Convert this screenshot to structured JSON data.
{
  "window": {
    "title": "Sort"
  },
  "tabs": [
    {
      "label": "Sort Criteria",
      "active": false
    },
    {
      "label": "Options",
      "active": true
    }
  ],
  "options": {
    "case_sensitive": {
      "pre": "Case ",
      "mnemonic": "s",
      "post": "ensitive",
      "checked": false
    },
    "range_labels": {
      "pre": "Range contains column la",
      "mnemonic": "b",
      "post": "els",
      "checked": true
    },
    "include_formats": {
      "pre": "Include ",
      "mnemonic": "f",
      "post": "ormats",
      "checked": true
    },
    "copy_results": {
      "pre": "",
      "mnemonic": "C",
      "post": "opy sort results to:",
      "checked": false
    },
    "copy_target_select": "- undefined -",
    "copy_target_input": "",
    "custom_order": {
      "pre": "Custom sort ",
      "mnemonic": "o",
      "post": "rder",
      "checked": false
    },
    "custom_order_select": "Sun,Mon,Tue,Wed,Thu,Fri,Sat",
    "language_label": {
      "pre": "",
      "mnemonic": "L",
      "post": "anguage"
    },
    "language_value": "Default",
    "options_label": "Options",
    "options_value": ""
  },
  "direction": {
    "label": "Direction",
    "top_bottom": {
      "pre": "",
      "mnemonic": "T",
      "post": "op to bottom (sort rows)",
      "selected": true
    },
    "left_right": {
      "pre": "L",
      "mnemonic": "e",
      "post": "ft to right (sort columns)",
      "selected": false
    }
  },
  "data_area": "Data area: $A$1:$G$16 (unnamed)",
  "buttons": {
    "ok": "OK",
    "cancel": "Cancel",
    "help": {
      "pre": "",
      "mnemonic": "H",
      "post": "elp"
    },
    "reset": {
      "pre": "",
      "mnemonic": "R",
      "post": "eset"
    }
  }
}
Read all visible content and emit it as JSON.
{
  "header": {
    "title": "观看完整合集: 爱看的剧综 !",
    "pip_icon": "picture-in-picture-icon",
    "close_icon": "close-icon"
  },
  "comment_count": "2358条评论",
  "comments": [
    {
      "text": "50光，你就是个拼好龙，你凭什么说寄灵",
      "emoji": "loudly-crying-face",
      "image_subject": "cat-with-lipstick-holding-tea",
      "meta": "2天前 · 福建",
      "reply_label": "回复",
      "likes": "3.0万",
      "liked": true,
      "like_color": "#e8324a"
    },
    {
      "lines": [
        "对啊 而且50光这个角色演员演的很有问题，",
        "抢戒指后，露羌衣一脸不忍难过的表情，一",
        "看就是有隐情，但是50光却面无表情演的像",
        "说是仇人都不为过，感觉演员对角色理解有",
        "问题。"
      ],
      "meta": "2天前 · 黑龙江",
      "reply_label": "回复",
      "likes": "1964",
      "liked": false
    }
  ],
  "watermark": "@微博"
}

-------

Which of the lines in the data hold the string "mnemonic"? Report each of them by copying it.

Result for this task =>
      "mnemonic": "s",
      "mnemonic": "b",
      "mnemonic": "f",
      "mnemonic": "C",
      "mnemonic": "o",
      "mnemonic": "L",
      "mnemonic": "T",
      "mnemonic": "e",
      "mnemonic": "H",
      "mnemonic": "R",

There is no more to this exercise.